=== THE PROBLEM ===
This exercise calls for copying every line below that holds the word "color".

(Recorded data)
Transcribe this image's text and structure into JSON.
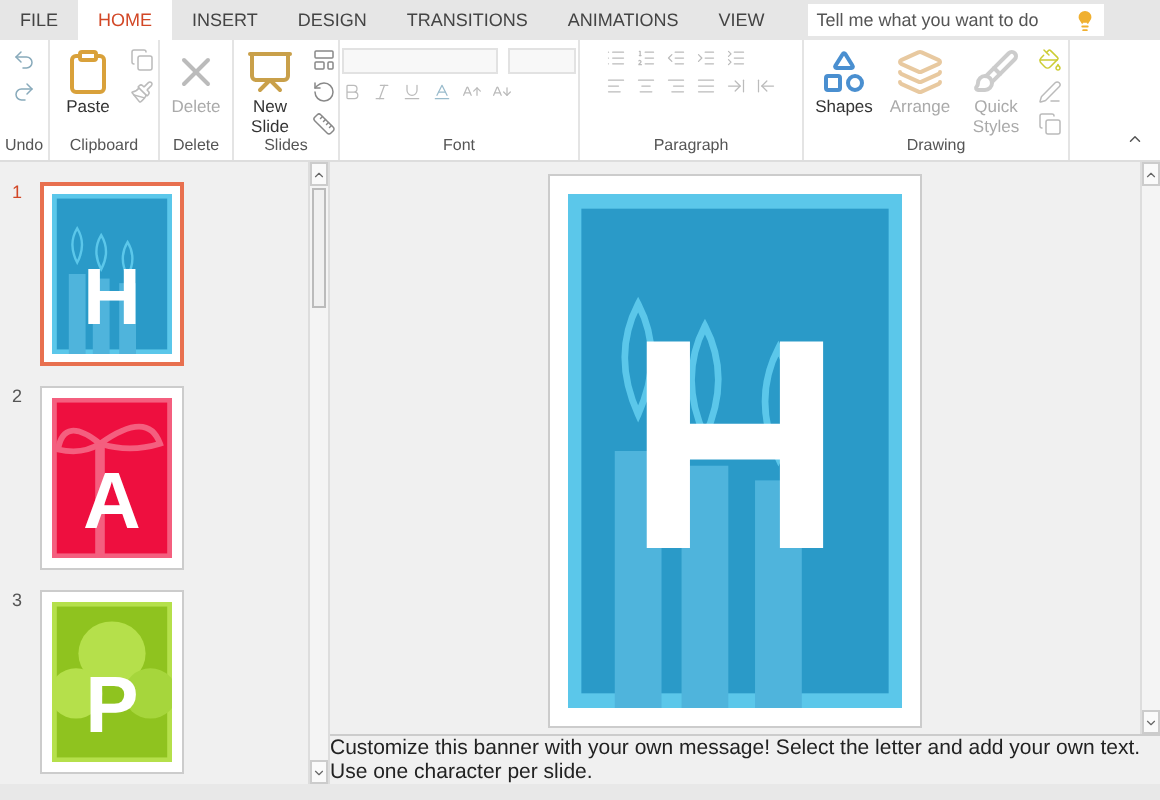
{
  "tabs": [
    {
      "label": "FILE",
      "selected": false
    },
    {
      "label": "HOME",
      "selected": true
    },
    {
      "label": "INSERT",
      "selected": false
    },
    {
      "label": "DESIGN",
      "selected": false
    },
    {
      "label": "TRANSITIONS",
      "selected": false
    },
    {
      "label": "ANIMATIONS",
      "selected": false
    },
    {
      "label": "VIEW",
      "selected": false
    }
  ],
  "search": {
    "placeholder": "Tell me what you want to do"
  },
  "ribbon": {
    "groups": [
      {
        "label": "Undo",
        "kind": "undo"
      },
      {
        "label": "Clipboard",
        "kind": "clipboard",
        "buttons": [
          {
            "label": "Paste",
            "disabled": false
          }
        ]
      },
      {
        "label": "Delete",
        "kind": "delete",
        "buttons": [
          {
            "label": "Delete",
            "disabled": true
          }
        ]
      },
      {
        "label": "Slides",
        "kind": "slides",
        "buttons": [
          {
            "label": "New Slide",
            "disabled": false
          }
        ]
      },
      {
        "label": "Font",
        "kind": "font"
      },
      {
        "label": "Paragraph",
        "kind": "paragraph"
      },
      {
        "label": "Drawing",
        "kind": "drawing",
        "buttons": [
          {
            "label": "Shapes",
            "disabled": false
          },
          {
            "label": "Arrange",
            "disabled": true
          },
          {
            "label": "Quick Styles",
            "disabled": true
          }
        ]
      }
    ]
  },
  "slides": [
    {
      "number": "1",
      "letter": "H",
      "kind": "candles",
      "color": "#2a9ac8",
      "selected": true
    },
    {
      "number": "2",
      "letter": "A",
      "kind": "bow",
      "color": "#ee0f3f",
      "selected": false
    },
    {
      "number": "3",
      "letter": "P",
      "kind": "balloons",
      "color": "#8fc31f",
      "selected": false
    }
  ],
  "canvas": {
    "letter": "H",
    "kind": "candles",
    "color": "#2a9ac8"
  },
  "notes": "Customize this banner with your own message! Select the letter and add your own text. Use one character per slide."
}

=== COMPLETED TASK ===
      "color": "#2a9ac8",
      "color": "#ee0f3f",
      "color": "#8fc31f",
    "color": "#2a9ac8"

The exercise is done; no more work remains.